My income is way ahead of what I made last year, and I still have my credit cards.
Although I got a “pre-approved” application (which means it isn’t really pre-approved) for a Gold Visa card from Citibank at my Manhattan address, I’m holding off on applying for any new credit till the summer because I want to have six months of no inquiries on my credit file.
Of course, by then the banks’ new information system may be online, and I won’t be able to get any new cards anyway – but at least I’ll give it a try.
Today I made my usual Tuesday $500 cash advance from my $10,000 Optima Card and put the money into the bank. (On Friday, I’ll max out the $5,000 Optima Card’s credit line.)
Today I paid the half-dozen credit card bills I got in the mail and I overpaid Diners Club. I’m going to use the $300 cash advance line to keep my Diners Club account active.
And I’m going to keep overpaying, as I did with American Express, so I can establish a good credit record.
Last night I called Teresa after seeing a newspaper photo of the west side of Broadway between 84th and 85th; a water main broke and the street and sidewalk were totally torn up. Teresa and the rest of the neighborhood had no water all weekend.
She said that business at the chicken store are not very good. Several times Norton has told her not to come in because there was nothing to do.
Brooklyn Heights just isn’t the neighborhood for take-out Yuppie chicken. Teresa says Josh is right when he says the Heights is a dead place with too many old people and snobbish types; there’s little street traffic.
Norton’s pride is involved in the store, and moreover, his life savings are in it, so he’s quite depressed and dismayed by the lack of business.
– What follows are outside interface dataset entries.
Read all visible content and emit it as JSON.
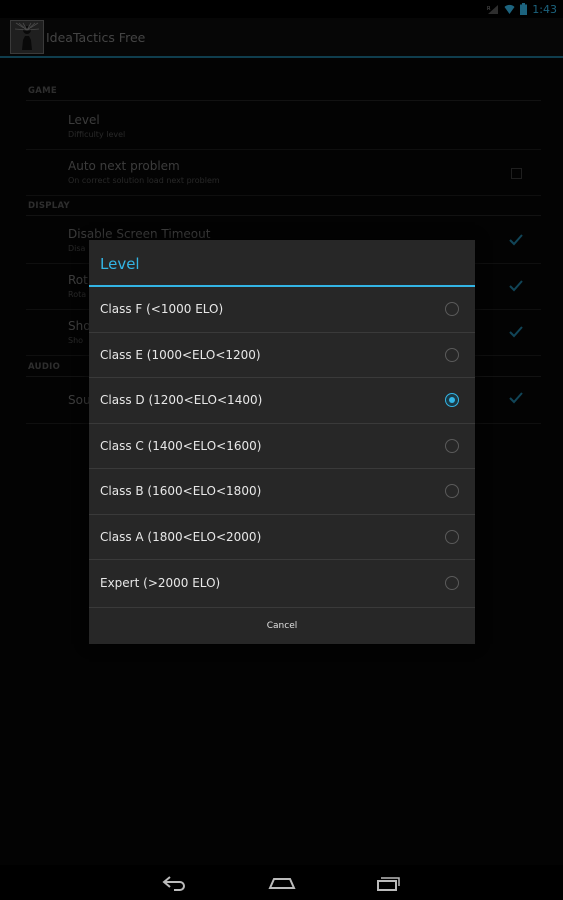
{
  "status_bar": {
    "time": "1:43"
  },
  "app": {
    "title": "IdeaTactics Free"
  },
  "prefs": {
    "sections": [
      {
        "header": "GAME"
      },
      {
        "header": "DISPLAY"
      },
      {
        "header": "AUDIO"
      }
    ],
    "items": [
      {
        "title": "Level",
        "summary": "Difficulty level"
      },
      {
        "title": "Auto next problem",
        "summary": "On correct solution load next problem",
        "checked": false
      },
      {
        "title": "Disable Screen Timeout",
        "summary": "Disa",
        "checked": true
      },
      {
        "title": "Rot",
        "summary": "Rota",
        "checked": true
      },
      {
        "title": "Sho",
        "summary": "Sho",
        "checked": true
      },
      {
        "title": "Sou",
        "summary": "",
        "checked": true
      }
    ]
  },
  "dialog": {
    "title": "Level",
    "options": [
      {
        "label": "Class F (<1000 ELO)",
        "selected": false
      },
      {
        "label": "Class E (1000<ELO<1200)",
        "selected": false
      },
      {
        "label": "Class D (1200<ELO<1400)",
        "selected": true
      },
      {
        "label": "Class C (1400<ELO<1600)",
        "selected": false
      },
      {
        "label": "Class B (1600<ELO<1800)",
        "selected": false
      },
      {
        "label": "Class A (1800<ELO<2000)",
        "selected": false
      },
      {
        "label": "Expert (>2000 ELO)",
        "selected": false
      }
    ],
    "cancel_label": "Cancel"
  },
  "nav": {
    "icons": [
      "back-icon",
      "home-icon",
      "recent-apps-icon"
    ]
  },
  "colors": {
    "accent": "#33b5e5",
    "background": "#000000",
    "dialog": "#272727"
  }
}
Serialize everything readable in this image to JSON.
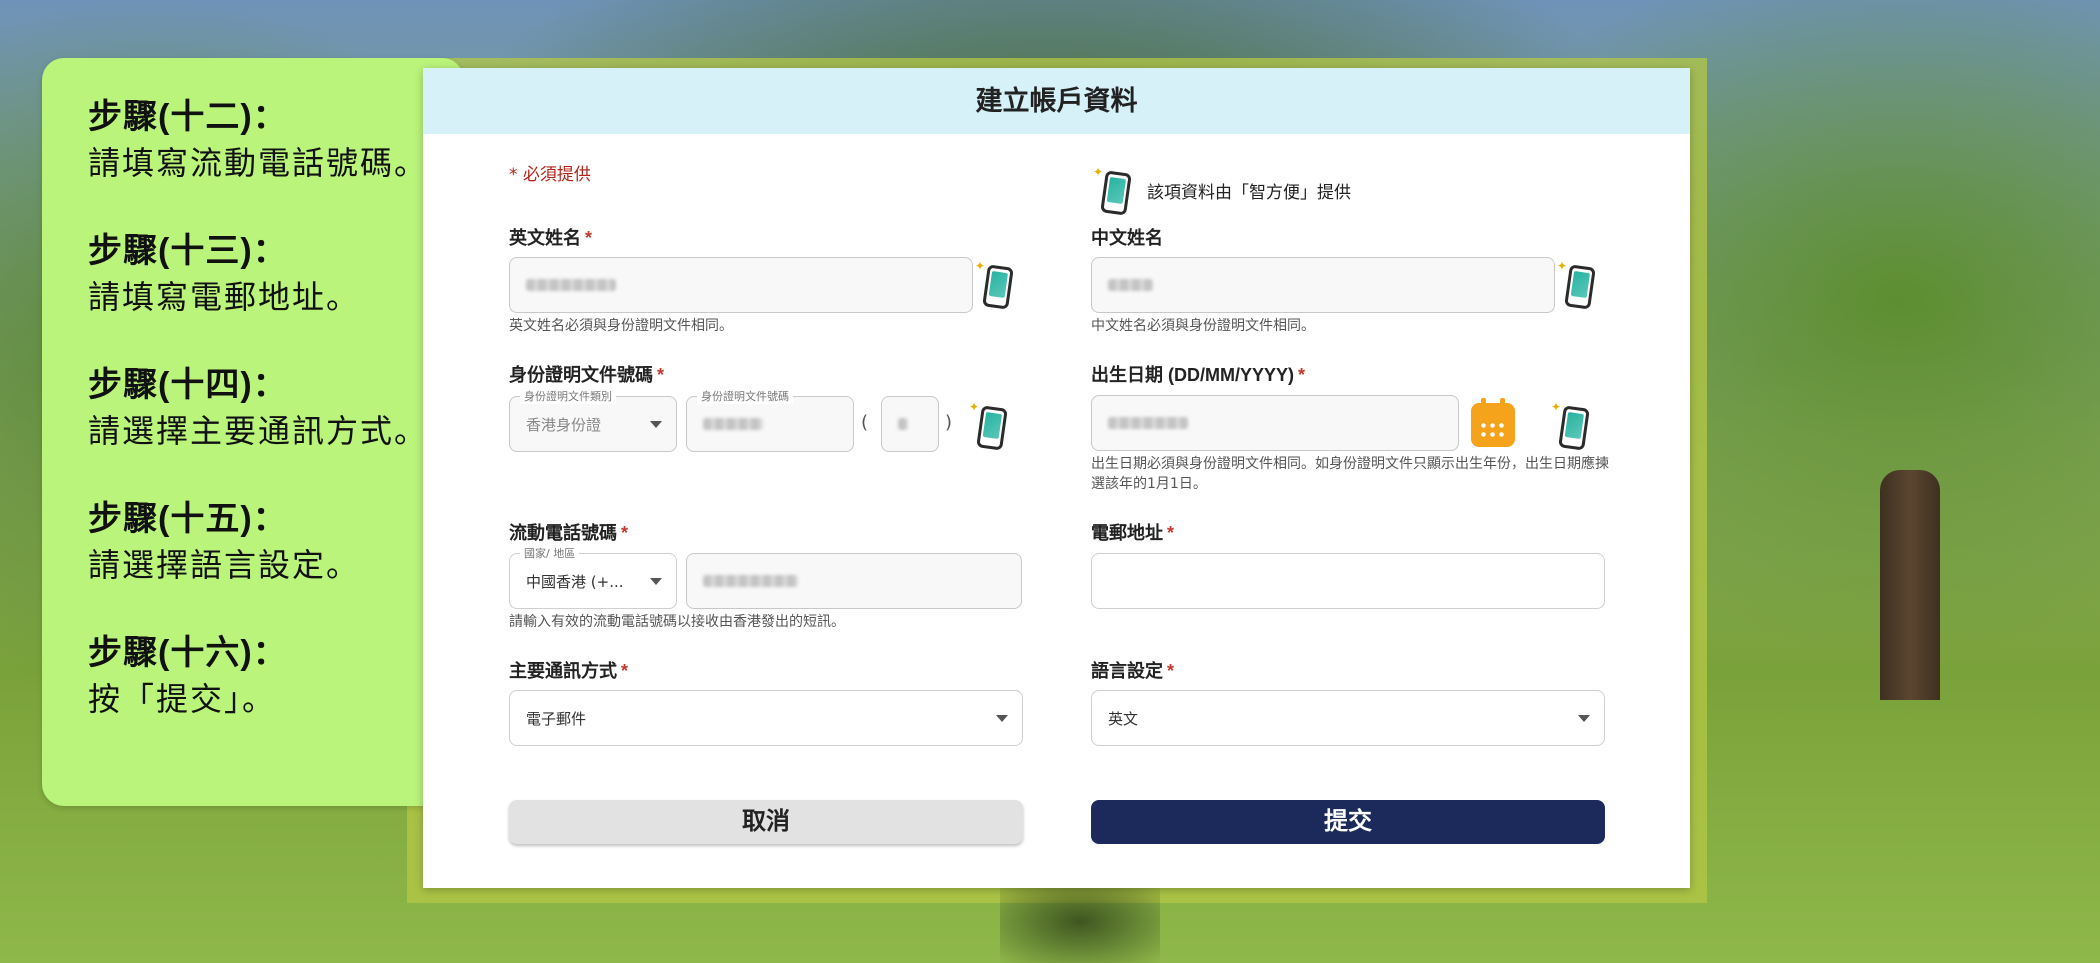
{
  "instructions": [
    {
      "title": "步驟(十二)：",
      "text": "請填寫流動電話號碼。"
    },
    {
      "title": "步驟(十三)：",
      "text": "請填寫電郵地址。"
    },
    {
      "title": "步驟(十四)：",
      "text": "請選擇主要通訊方式。"
    },
    {
      "title": "步驟(十五)：",
      "text": "請選擇語言設定。"
    },
    {
      "title": "步驟(十六)：",
      "text": "按「提交」。"
    }
  ],
  "form": {
    "title": "建立帳戶資料",
    "required_note": "* 必須提供",
    "iamsmart_note": "該項資料由「智方便」提供",
    "english_name": {
      "label": "英文姓名",
      "star": "*",
      "hint": "英文姓名必須與身份證明文件相同。"
    },
    "chinese_name": {
      "label": "中文姓名",
      "hint": "中文姓名必須與身份證明文件相同。"
    },
    "id_number": {
      "label": "身份證明文件號碼",
      "star": "*",
      "type_label": "身份證明文件類別",
      "type_value": "香港身份證",
      "number_label": "身份證明文件號碼",
      "paren_open": "(",
      "paren_close": ")"
    },
    "dob": {
      "label": "出生日期 (DD/MM/YYYY)",
      "star": "*",
      "hint": "出生日期必須與身份證明文件相同。如身份證明文件只顯示出生年份，出生日期應揀選該年的1月1日。"
    },
    "mobile": {
      "label": "流動電話號碼",
      "star": "*",
      "region_label": "國家/ 地區",
      "region_value": "中國香港 (+...",
      "hint": "請輸入有效的流動電話號碼以接收由香港發出的短訊。"
    },
    "email": {
      "label": "電郵地址",
      "star": "*",
      "value": ""
    },
    "contact_method": {
      "label": "主要通訊方式",
      "star": "*",
      "value": "電子郵件"
    },
    "language": {
      "label": "語言設定",
      "star": "*",
      "value": "英文"
    },
    "buttons": {
      "cancel": "取消",
      "submit": "提交"
    }
  },
  "colors": {
    "bubble": "#baf47a",
    "header": "#d6f1f8",
    "submit": "#1b2a5a",
    "required": "#c0392b",
    "calendar": "#f6a31c"
  }
}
The Henry Street Chicken Company had seemed like such a great idea.
At least Teresa has the comfort of also working off the books for Frank (starting today) and getting her unemployment checks; plus, she decided to formally rent the West 104th Street apartment to that couple who first took it as a sublet, so she’s got some extra income.
I slept well last night, though I dreamed I was trapped – literally – in high school.